One of the hardest things about canceling our One Day Wedding was knowing that my grandparents — Nana and Eee — would no longer be coming down to meet Roberto. If you’re wondering about the Eee part — I gave my grandfather the nickname when I was still a baby and he’d tickle me and whisper “Eeeeeee…” while I melted with laughter. After that, every time I saw him coming I’d call out, “Eee!” and it stuck. To this day, he is known as Eee to all his grandchildren and it brings me joy knowing I was a small part of that.
Over the river and through the woods was exactly how it felt when we traveled to Nana and Eee’s house. They lived six hours away in a country town called Eldorado — which felt like it was on the other side of the world when I was young — and going there was always a special occasion.

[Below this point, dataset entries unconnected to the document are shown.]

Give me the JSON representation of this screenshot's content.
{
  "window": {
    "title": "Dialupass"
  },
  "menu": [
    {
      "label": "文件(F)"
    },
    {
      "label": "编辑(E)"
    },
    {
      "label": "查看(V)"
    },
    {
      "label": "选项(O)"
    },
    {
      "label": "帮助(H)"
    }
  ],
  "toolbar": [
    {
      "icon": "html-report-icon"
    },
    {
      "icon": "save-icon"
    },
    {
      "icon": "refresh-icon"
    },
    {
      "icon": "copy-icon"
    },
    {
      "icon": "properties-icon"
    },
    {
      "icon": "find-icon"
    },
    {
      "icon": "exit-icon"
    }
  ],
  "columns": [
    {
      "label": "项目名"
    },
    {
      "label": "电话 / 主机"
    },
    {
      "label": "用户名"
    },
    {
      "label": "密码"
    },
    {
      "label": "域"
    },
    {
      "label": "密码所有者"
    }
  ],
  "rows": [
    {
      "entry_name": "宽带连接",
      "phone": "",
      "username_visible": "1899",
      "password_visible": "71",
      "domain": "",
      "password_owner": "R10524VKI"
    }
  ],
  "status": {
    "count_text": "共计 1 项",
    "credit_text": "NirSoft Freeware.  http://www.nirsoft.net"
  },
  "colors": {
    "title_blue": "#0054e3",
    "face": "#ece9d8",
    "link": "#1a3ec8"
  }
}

My sister and I would nod off over our Magna Doodles as we left Chicago and wake up in an entirely different universe — Nana and Eee’s universe, a sleepy town on the edge of endless cornfields where people still said “Hello” on the street.
Just a few months ago, Roberto and I were on our way home here in San Cris and this sleep-happy feeling crept over me that felt like deja vu — then I realized I had experienced it before, years ago with a Magna Doodle up on my lap, pulling into Nana and Eee’s driveway. So I wrote this:
I realized tonight
Part of why I love San Cris so much
Is because it reminds me of Eldorado
There was this old auto repair shop right in front of Nana’s house
With a weathered, hand painted sign
(I always found comfort in rural Illinois)
And the old hand painted signs of Mexico
Remind me of that tiny car shop
I remember that feeling
When I was little
We’d drive the 6 hours to Nana’s
(An eternity to a child)
And get there real late at night
Pull into town
Waiting for us
Old yellow street lights
Stark churches and tiny houses
There’s nothing like the feeling
Of pulling into Nana’s driveway late at night
She always had cookies and was wide awake
A sparkling moment at the end of a long drive
Nana’s house was magic
The shadows at the end of that long hallway to her bedroom
The rich red arms of her living room at Christmas
The green chocolates and the closets full of treasure
The sunlit rooms behind glass doors
And the pool
There is something in San Cris
That feels like Nana’s house
Tucked away in a trail of yellow lights
Long shadows, hand painted signs, unexplainable magic
I hear my Nana in my own voice
When I talk to my dog
When I laugh at a joke
When I call someone’s name
I hear my Nana in my voice
And I see her in the hand painted signs of San Cris
And I feel closer to home
My parents divorced when I was young enough to forget what nuclear feels like — and after shuffling between them for the next 20 years, even my childhood home lost its sheen. It was Mom and Bob’s or Dad and Michelle’s and I lived somewhere in the middle. But, at Nana and Eee’s, I always knew I belonged. Nana and Eee never stopped being home to me. And I brought that home here with me to San Cris.
So, on Sunday when I called them and my Nana’s voice wafted out from my computer and over the Chiapanecan mountains, it was almost as good as pulling into her driveway. What happened next sealed the deal.
Roberto appeared behind me, resting his chin on my shoulder, listening intently to my Nana’s voice. “I never heard her voice before,” he whispered to me, smiling. And then Eee got on the phone and Roberto pulled up a chair. Just listening. And smiling. And looking at me with eyes that said, “How does it feel to be home?”
“You sound just like your interviews!” Eee bellowed when Roberto said his hellos. “I want you to ask your grandparents to marry us,” Roberto said in my ear.
“What does Roberto think of all this One Year Wedding stuff?” Eee asked.
“Well, he actually wants to know if you’ll marry us right now!”
“I now pronounce you…is that good enough?” It was. We fumbled to exchange our rings — the only wedding we’ve had without vows, but just as tearful and meaningful as our wordiest ceremonies.
When we said our goodbyes (the worst part of traveling to Eldorado) I rested my chin on Roberto’s shoulder and cried and cried and cried.
“I knew that Nana and Eee should marry us,” he told me, “because it would heal your heart.”
It was, for me, our most exciting, most romantic, most memorable wedding day yet — even after a week where the Huffington Post and WGN Morning News and Australian talk shows and Jimmy Fallon all “celebrated” with us. Because nothing beats a wedding at home.